Andrea Corr - Salford Lowry Theatre
The last date on a short tour to promote recent covers album Lifelines, tonight finds Andrea Corr playing much smaller rooms than she was accustomed to when The Corrs were in their prime. Despite this, she takes to the stage with no less enthusiasm – and her able six piece band proceed to strike up her version of John Lennon's '#9 Dream'. This is hampered somewhat by a sound mix which renders it leaden - too heavy on the drums, not enough vocal, and stops the show from getting off to a flying start. Thankfully, the sound mix settles down quickly from there and allows the vocals to shine.
Much of the evening is given over to Lifelines material, in which she tackles a surprising range of performers - from the Velvet Underground to Kirsty MacColl. Unfortunately there's little interaction with the audience between songs beyond gratitude for sticking by her and no explanation of why she chose the songs she did or what they mean to her and while her version of the 'Pale Blue Eyes' is enchanting, it's hard not to long for a little context behind their inclusion.

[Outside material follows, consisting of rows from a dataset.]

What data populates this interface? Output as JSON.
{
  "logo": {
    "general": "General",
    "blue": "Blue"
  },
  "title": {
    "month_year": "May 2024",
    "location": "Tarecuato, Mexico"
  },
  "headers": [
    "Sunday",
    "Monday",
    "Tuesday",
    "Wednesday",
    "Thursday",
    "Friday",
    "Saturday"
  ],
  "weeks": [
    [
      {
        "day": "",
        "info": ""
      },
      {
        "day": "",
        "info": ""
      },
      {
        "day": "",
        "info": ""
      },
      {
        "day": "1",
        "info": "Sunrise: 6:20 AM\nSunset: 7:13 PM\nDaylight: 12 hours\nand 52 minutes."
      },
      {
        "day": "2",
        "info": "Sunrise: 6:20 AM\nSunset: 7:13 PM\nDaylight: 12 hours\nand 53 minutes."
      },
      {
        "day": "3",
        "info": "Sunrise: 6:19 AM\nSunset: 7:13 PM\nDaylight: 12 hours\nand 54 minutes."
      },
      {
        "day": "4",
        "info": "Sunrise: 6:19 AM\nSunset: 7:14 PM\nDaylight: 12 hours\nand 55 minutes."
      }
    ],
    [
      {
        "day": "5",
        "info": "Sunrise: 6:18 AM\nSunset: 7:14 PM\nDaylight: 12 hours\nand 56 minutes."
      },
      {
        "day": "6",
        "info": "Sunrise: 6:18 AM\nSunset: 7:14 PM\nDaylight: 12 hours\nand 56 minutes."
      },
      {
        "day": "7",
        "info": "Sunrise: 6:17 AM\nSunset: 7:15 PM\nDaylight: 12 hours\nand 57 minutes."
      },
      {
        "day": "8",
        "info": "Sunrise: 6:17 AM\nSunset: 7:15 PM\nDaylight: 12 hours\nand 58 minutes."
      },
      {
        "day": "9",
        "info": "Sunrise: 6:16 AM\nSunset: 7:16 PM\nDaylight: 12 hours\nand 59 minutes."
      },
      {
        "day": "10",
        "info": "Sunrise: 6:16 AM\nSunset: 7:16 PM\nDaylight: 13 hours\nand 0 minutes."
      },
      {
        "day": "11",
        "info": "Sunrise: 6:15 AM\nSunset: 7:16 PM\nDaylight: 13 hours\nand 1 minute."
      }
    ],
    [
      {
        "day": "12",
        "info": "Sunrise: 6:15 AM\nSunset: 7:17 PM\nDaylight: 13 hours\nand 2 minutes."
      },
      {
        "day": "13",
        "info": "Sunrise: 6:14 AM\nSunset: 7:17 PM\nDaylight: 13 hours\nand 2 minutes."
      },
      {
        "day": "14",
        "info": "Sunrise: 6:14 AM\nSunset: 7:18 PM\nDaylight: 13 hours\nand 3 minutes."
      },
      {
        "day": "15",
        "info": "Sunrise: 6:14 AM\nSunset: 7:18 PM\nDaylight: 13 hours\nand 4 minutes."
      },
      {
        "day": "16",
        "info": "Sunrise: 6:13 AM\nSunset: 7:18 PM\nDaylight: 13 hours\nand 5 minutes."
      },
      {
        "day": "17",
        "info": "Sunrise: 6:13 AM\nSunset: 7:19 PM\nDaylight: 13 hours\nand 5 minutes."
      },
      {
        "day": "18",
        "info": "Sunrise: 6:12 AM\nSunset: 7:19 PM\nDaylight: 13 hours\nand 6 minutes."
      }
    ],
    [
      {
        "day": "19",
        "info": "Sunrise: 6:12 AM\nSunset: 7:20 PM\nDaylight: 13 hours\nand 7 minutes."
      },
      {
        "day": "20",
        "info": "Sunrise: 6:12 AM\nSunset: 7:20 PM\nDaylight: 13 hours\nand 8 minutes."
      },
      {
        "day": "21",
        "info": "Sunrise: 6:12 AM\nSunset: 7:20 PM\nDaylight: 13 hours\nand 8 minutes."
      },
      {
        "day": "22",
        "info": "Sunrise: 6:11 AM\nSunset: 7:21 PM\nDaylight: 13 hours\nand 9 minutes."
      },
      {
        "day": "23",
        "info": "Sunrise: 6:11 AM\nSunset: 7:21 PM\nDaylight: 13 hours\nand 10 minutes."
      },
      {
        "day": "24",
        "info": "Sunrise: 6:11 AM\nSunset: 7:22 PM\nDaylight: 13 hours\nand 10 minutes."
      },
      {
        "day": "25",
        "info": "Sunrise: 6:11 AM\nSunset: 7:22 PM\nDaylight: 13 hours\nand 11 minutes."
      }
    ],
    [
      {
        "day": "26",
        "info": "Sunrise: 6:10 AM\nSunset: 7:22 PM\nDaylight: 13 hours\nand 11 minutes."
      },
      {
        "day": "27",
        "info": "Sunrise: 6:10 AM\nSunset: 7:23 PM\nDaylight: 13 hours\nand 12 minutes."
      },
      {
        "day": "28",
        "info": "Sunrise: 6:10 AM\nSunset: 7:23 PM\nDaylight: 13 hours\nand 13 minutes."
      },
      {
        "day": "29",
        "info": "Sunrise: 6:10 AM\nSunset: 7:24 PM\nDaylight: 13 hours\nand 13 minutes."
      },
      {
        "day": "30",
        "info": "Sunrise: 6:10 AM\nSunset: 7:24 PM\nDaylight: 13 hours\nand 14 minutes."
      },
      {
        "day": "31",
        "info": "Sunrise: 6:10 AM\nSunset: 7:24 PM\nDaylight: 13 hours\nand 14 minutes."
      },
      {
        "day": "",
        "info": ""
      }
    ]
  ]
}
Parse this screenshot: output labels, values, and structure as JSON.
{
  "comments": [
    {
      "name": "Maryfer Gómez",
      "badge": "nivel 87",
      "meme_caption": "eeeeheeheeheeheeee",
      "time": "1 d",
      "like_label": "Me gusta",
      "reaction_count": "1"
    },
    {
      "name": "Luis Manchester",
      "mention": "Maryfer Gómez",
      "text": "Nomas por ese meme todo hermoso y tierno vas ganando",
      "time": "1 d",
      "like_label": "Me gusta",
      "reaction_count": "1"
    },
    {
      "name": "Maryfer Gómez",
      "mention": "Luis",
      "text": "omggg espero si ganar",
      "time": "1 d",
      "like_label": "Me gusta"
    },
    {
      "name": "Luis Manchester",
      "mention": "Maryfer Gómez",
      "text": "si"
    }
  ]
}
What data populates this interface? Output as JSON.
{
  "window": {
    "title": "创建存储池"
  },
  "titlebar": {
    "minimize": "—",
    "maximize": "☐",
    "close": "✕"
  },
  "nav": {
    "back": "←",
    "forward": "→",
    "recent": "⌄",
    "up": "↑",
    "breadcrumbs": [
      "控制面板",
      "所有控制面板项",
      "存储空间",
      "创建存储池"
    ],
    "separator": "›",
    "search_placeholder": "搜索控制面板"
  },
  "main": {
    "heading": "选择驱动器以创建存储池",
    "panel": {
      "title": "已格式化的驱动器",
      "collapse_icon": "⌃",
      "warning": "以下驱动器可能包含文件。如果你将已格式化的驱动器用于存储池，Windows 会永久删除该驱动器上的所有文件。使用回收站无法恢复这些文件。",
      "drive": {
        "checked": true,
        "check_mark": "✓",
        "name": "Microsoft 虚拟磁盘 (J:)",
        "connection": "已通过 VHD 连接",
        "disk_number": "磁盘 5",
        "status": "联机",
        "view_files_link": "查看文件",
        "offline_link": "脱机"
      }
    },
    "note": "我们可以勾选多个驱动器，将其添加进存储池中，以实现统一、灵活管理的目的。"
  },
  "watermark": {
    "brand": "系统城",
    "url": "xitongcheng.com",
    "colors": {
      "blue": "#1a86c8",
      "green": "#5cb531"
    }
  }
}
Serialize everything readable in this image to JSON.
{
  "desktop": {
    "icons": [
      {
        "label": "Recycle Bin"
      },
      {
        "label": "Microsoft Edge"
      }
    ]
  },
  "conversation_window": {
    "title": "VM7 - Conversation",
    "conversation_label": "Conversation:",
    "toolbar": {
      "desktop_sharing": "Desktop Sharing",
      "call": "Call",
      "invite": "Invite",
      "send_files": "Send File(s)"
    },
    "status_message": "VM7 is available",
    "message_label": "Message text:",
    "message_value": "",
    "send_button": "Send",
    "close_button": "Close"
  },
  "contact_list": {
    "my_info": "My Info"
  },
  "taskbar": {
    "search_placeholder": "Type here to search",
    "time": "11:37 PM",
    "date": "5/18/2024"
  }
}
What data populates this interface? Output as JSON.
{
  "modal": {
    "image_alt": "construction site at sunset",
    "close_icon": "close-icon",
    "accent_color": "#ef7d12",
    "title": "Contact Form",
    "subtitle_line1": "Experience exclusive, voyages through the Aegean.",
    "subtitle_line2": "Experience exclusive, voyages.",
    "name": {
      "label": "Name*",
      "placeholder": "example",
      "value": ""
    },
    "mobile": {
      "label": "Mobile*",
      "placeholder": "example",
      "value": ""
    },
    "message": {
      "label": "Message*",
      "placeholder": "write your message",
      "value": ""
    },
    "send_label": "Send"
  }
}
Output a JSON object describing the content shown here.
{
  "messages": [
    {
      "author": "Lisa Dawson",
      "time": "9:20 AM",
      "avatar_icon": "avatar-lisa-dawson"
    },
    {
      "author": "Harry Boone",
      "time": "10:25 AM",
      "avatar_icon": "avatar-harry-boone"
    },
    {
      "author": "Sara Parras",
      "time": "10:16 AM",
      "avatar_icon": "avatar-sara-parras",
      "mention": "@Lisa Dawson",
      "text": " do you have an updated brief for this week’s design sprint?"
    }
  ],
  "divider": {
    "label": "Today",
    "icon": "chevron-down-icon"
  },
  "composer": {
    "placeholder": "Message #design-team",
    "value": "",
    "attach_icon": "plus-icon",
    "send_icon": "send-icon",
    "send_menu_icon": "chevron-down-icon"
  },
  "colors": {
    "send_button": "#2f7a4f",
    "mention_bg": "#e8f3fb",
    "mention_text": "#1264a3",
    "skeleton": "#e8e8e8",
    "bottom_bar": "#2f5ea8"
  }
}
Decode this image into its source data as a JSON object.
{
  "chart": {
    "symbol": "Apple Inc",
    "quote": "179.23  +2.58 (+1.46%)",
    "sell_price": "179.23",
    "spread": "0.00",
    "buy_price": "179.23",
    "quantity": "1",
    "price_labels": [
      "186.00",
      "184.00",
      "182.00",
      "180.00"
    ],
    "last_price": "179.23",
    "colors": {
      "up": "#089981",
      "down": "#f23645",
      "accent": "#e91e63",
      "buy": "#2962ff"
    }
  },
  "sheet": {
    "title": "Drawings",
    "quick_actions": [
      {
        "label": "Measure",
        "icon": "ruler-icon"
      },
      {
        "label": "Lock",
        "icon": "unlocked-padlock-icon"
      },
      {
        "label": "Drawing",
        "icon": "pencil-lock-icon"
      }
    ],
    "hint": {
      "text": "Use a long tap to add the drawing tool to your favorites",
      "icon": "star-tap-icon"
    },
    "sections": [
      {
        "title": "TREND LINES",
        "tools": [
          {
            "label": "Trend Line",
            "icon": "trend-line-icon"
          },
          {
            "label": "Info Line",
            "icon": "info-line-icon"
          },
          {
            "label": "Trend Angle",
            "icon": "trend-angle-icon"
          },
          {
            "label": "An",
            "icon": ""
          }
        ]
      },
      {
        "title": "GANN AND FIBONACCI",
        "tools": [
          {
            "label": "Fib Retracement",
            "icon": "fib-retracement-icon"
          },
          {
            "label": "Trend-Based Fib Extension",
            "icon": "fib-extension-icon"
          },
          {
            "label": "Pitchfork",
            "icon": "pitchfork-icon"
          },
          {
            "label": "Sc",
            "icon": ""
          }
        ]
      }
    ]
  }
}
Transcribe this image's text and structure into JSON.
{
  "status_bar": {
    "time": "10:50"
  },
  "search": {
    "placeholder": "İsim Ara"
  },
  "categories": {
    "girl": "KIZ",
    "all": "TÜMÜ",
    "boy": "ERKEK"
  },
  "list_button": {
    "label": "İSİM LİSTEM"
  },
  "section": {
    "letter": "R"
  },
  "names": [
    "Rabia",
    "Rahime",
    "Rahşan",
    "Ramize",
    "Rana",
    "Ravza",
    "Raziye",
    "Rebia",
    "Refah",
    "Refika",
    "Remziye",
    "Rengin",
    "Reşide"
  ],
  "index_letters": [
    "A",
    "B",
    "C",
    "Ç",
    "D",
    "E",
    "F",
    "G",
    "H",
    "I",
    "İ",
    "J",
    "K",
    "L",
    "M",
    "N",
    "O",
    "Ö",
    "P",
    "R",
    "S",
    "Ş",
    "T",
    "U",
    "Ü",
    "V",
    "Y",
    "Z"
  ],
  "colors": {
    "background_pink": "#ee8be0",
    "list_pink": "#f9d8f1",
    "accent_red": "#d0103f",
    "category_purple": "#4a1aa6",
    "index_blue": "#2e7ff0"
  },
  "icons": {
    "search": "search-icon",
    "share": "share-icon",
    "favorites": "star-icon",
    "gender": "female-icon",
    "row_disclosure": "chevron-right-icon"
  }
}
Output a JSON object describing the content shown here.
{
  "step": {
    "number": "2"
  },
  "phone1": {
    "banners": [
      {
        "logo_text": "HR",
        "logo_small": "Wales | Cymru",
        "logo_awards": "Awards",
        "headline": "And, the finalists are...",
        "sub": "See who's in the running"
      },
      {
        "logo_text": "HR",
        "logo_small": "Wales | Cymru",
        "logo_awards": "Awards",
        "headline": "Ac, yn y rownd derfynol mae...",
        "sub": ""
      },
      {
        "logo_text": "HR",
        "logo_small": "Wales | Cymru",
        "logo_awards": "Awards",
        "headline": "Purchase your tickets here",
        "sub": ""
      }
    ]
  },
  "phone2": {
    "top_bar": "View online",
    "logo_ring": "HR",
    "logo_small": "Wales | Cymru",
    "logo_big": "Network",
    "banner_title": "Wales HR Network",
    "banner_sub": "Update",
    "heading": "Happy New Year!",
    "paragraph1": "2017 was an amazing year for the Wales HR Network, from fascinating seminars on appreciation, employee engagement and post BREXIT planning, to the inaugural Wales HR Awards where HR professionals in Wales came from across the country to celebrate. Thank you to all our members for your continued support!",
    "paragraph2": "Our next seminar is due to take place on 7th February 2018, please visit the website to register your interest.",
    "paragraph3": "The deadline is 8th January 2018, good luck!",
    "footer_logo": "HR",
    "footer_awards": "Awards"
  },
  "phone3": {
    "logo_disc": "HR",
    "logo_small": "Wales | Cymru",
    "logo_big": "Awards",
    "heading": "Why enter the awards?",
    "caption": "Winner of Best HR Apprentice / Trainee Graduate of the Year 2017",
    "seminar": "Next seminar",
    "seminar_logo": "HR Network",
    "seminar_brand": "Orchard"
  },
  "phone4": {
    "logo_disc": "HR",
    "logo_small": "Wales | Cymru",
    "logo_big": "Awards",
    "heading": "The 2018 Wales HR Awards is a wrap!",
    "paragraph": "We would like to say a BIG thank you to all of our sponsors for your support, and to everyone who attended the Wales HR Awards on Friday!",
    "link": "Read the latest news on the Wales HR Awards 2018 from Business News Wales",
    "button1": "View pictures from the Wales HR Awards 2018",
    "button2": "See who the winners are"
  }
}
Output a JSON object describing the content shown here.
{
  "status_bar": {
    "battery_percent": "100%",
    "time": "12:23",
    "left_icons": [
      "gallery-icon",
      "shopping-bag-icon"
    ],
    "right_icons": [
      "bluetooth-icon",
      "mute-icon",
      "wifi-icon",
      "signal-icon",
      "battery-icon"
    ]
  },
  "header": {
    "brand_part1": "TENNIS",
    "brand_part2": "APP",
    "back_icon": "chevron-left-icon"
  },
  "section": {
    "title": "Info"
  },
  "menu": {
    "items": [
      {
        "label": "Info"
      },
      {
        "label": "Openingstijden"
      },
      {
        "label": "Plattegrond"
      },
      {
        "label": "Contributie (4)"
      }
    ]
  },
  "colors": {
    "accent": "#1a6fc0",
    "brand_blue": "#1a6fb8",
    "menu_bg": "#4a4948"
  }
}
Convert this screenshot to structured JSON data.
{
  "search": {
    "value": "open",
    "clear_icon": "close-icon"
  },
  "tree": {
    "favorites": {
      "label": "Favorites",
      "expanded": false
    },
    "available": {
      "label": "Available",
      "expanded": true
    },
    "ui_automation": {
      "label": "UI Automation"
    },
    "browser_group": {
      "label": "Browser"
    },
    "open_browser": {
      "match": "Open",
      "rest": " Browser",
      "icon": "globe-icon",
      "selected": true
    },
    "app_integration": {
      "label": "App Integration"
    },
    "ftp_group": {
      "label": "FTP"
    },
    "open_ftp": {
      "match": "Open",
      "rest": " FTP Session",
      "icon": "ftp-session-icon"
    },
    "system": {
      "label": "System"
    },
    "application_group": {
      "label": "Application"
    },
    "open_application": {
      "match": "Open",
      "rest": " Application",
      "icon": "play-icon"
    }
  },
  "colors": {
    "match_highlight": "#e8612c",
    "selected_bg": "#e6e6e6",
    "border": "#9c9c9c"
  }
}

Moving over to the keyboards, she provides one of the evening's surprise highlights - a couple of songs from her debut solo record. Stripped of its skittering beat, 'Shame On You (to keep my love from me)' becomes an affecting anti-war piece. Similarly, 'Hello Boys', benefits hugely from the removal of the synth of the studio version and becomes almost a cabaret number.
There's no such re-invention for the crowd-pleasing Corrs numbers - big hits 'Runaway' and 'Breathless' are played by the book and enthusiastically received by the crowd. Freed by time from the tyranny of being endless plays on daytime radio they emerge sounding fresh and lively, and prompt a previously limp audience into action. Meanwhile, she ticks both the Corrs and covers boxes with a version of Fleetwood Mac's 'Dreams'.
Main set closer, a somewhat rocking version of Donna Summer's 'State Of Independence' is a welcome change of pace and gives the assembled musicians a chance to let loose, while the encore brings a lively version of recent single 'Tinseltown In The Rain' and a brief, touching speech about The Devil and Daniel Johnston leading into an emotional cover of 'Some Things Last A Long Time'.
In summary, Corr's still got a great voice and obvious enthusiasm for performance, and her set is consumately professional and warmly received, but you'd be forgiven for thinking you'd walked into a set by the world's most well drilled cocktail lounge covers band.